**Work instruction**
Your response should consist of every record, exactly as given.

**Dataset records**
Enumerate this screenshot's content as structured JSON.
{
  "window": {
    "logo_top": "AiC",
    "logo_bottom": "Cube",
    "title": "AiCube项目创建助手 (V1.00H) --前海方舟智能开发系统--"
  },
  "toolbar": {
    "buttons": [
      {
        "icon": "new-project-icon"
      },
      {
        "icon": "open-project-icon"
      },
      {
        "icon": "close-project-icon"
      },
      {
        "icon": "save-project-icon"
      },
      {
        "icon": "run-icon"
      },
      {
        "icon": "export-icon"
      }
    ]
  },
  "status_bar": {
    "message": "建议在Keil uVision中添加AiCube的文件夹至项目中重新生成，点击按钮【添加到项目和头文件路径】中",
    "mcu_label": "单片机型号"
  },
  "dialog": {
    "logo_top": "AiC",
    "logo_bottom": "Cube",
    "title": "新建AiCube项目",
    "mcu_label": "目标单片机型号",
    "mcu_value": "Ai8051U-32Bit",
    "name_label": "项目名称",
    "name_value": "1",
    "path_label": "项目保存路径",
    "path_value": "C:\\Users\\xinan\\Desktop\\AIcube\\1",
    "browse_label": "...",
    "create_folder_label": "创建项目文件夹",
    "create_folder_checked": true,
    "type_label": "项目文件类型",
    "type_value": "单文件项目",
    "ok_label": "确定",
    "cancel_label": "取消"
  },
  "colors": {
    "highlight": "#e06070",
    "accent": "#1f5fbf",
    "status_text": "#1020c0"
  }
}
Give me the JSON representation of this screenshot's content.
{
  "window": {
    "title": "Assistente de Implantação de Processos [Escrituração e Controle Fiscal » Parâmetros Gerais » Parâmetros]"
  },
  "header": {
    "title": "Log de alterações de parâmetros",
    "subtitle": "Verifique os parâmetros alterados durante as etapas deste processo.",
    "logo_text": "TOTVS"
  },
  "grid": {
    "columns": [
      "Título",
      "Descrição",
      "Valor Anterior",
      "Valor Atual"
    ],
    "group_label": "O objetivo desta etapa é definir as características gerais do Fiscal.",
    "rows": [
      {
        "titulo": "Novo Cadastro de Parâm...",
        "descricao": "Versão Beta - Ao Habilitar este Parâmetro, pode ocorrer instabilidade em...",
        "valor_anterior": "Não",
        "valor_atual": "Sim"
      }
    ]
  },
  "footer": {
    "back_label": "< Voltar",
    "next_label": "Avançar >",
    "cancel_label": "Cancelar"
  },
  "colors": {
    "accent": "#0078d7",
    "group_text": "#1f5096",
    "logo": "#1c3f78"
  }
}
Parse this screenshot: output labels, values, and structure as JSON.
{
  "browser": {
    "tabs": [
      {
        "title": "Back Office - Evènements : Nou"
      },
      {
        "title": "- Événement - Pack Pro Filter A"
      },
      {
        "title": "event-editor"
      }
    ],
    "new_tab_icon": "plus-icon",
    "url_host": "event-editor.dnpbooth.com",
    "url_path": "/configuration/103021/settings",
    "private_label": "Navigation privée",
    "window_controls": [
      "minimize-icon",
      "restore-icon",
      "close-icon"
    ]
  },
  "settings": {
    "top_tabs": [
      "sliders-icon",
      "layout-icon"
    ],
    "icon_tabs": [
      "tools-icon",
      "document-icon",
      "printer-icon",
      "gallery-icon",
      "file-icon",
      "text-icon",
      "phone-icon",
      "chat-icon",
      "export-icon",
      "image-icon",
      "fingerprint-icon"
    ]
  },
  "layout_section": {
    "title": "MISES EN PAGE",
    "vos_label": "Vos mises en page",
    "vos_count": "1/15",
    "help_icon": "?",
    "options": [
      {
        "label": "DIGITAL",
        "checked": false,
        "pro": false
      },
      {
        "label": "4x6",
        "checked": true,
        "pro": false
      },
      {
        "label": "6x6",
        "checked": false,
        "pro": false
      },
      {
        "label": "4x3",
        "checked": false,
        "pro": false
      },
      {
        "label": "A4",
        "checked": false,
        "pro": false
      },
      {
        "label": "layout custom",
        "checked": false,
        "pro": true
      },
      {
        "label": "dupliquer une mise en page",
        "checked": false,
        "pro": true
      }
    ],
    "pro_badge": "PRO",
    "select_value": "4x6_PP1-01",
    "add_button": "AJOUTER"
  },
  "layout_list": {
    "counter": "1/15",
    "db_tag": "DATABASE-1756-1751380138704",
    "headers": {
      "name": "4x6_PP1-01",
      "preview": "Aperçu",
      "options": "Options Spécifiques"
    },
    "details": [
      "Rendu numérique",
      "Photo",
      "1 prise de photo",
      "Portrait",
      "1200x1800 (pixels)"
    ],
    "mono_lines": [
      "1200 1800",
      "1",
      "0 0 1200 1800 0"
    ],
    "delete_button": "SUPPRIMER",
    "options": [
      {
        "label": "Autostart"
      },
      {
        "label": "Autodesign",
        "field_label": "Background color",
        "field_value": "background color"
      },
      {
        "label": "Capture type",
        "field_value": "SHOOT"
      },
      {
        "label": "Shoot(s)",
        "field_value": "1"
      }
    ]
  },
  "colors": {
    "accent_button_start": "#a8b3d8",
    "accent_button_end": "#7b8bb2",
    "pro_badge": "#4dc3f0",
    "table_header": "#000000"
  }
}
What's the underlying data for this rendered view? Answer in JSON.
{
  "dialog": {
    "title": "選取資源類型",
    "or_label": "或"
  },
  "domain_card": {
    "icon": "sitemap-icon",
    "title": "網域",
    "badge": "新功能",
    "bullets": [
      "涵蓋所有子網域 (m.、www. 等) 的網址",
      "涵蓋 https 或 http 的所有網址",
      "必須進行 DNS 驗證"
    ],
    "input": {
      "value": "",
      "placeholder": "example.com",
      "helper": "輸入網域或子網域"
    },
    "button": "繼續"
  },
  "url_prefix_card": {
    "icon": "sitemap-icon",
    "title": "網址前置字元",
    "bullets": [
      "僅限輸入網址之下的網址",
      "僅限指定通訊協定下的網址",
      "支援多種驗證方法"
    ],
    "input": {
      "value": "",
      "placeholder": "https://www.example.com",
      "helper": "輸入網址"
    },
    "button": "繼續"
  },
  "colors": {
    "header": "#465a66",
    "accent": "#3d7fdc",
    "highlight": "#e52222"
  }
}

**Finished exercise**
Enumerate this screenshot's content as structured JSON.
{
  "window": {
    "logo_top": "AiC",
    "logo_bottom": "Cube",
    "title": "AiCube项目创建助手 (V1.00H) --前海方舟智能开发系统--"
  },
  "toolbar": {
    "buttons": [
      {
        "icon": "new-project-icon"
      },
      {
        "icon": "open-project-icon"
      },
      {
        "icon": "close-project-icon"
      },
      {
        "icon": "save-project-icon"
      },
      {
        "icon": "run-icon"
      },
      {
        "icon": "export-icon"
      }
    ]
  },
  "status_bar": {
    "message": "建议在Keil uVision中添加AiCube的文件夹至项目中重新生成，点击按钮【添加到项目和头文件路径】中",
    "mcu_label": "单片机型号"
  },
  "dialog": {
    "logo_top": "AiC",
    "logo_bottom": "Cube",
    "title": "新建AiCube项目",
    "mcu_label": "目标单片机型号",
    "mcu_value": "Ai8051U-32Bit",
    "name_label": "项目名称",
    "name_value": "1",
    "path_label": "项目保存路径",
    "path_value": "C:\\Users\\xinan\\Desktop\\AIcube\\1",
    "browse_label": "...",
    "create_folder_label": "创建项目文件夹",
    "create_folder_checked": true,
    "type_label": "项目文件类型",
    "type_value": "单文件项目",
    "ok_label": "确定",
    "cancel_label": "取消"
  },
  "colors": {
    "highlight": "#e06070",
    "accent": "#1f5fbf",
    "status_text": "#1020c0"
  }
}
Give me the JSON representation of this screenshot's content.
{
  "window": {
    "title": "Assistente de Implantação de Processos [Escrituração e Controle Fiscal » Parâmetros Gerais » Parâmetros]"
  },
  "header": {
    "title": "Log de alterações de parâmetros",
    "subtitle": "Verifique os parâmetros alterados durante as etapas deste processo.",
    "logo_text": "TOTVS"
  },
  "grid": {
    "columns": [
      "Título",
      "Descrição",
      "Valor Anterior",
      "Valor Atual"
    ],
    "group_label": "O objetivo desta etapa é definir as características gerais do Fiscal.",
    "rows": [
      {
        "titulo": "Novo Cadastro de Parâm...",
        "descricao": "Versão Beta - Ao Habilitar este Parâmetro, pode ocorrer instabilidade em...",
        "valor_anterior": "Não",
        "valor_atual": "Sim"
      }
    ]
  },
  "footer": {
    "back_label": "< Voltar",
    "next_label": "Avançar >",
    "cancel_label": "Cancelar"
  },
  "colors": {
    "accent": "#0078d7",
    "group_text": "#1f5096",
    "logo": "#1c3f78"
  }
}
Parse this screenshot: output labels, values, and structure as JSON.
{
  "browser": {
    "tabs": [
      {
        "title": "Back Office - Evènements : Nou"
      },
      {
        "title": "- Événement - Pack Pro Filter A"
      },
      {
        "title": "event-editor"
      }
    ],
    "new_tab_icon": "plus-icon",
    "url_host": "event-editor.dnpbooth.com",
    "url_path": "/configuration/103021/settings",
    "private_label": "Navigation privée",
    "window_controls": [
      "minimize-icon",
      "restore-icon",
      "close-icon"
    ]
  },
  "settings": {
    "top_tabs": [
      "sliders-icon",
      "layout-icon"
    ],
    "icon_tabs": [
      "tools-icon",
      "document-icon",
      "printer-icon",
      "gallery-icon",
      "file-icon",
      "text-icon",
      "phone-icon",
      "chat-icon",
      "export-icon",
      "image-icon",
      "fingerprint-icon"
    ]
  },
  "layout_section": {
    "title": "MISES EN PAGE",
    "vos_label": "Vos mises en page",
    "vos_count": "1/15",
    "help_icon": "?",
    "options": [
      {
        "label": "DIGITAL",
        "checked": false,
        "pro": false
      },
      {
        "label": "4x6",
        "checked": true,
        "pro": false
      },
      {
        "label": "6x6",
        "checked": false,
        "pro": false
      },
      {
        "label": "4x3",
        "checked": false,
        "pro": false
      },
      {
        "label": "A4",
        "checked": false,
        "pro": false
      },
      {
        "label": "layout custom",
        "checked": false,
        "pro": true
      },
      {
        "label": "dupliquer une mise en page",
        "checked": false,
        "pro": true
      }
    ],
    "pro_badge": "PRO",
    "select_value": "4x6_PP1-01",
    "add_button": "AJOUTER"
  },
  "layout_list": {
    "counter": "1/15",
    "db_tag": "DATABASE-1756-1751380138704",
    "headers": {
      "name": "4x6_PP1-01",
      "preview": "Aperçu",
      "options": "Options Spécifiques"
    },
    "details": [
      "Rendu numérique",
      "Photo",
      "1 prise de photo",
      "Portrait",
      "1200x1800 (pixels)"
    ],
    "mono_lines": [
      "1200 1800",
      "1",
      "0 0 1200 1800 0"
    ],
    "delete_button": "SUPPRIMER",
    "options": [
      {
        "label": "Autostart"
      },
      {
        "label": "Autodesign",
        "field_label": "Background color",
        "field_value": "background color"
      },
      {
        "label": "Capture type",
        "field_value": "SHOOT"
      },
      {
        "label": "Shoot(s)",
        "field_value": "1"
      }
    ]
  },
  "colors": {
    "accent_button_start": "#a8b3d8",
    "accent_button_end": "#7b8bb2",
    "pro_badge": "#4dc3f0",
    "table_header": "#000000"
  }
}
What's the underlying data for this rendered view? Answer in JSON.
{
  "dialog": {
    "title": "選取資源類型",
    "or_label": "或"
  },
  "domain_card": {
    "icon": "sitemap-icon",
    "title": "網域",
    "badge": "新功能",
    "bullets": [
      "涵蓋所有子網域 (m.、www. 等) 的網址",
      "涵蓋 https 或 http 的所有網址",
      "必須進行 DNS 驗證"
    ],
    "input": {
      "value": "",
      "placeholder": "example.com",
      "helper": "輸入網域或子網域"
    },
    "button": "繼續"
  },
  "url_prefix_card": {
    "icon": "sitemap-icon",
    "title": "網址前置字元",
    "bullets": [
      "僅限輸入網址之下的網址",
      "僅限指定通訊協定下的網址",
      "支援多種驗證方法"
    ],
    "input": {
      "value": "",
      "placeholder": "https://www.example.com",
      "helper": "輸入網址"
    },
    "button": "繼續"
  },
  "colors": {
    "header": "#465a66",
    "accent": "#3d7fdc",
    "highlight": "#e52222"
  }
}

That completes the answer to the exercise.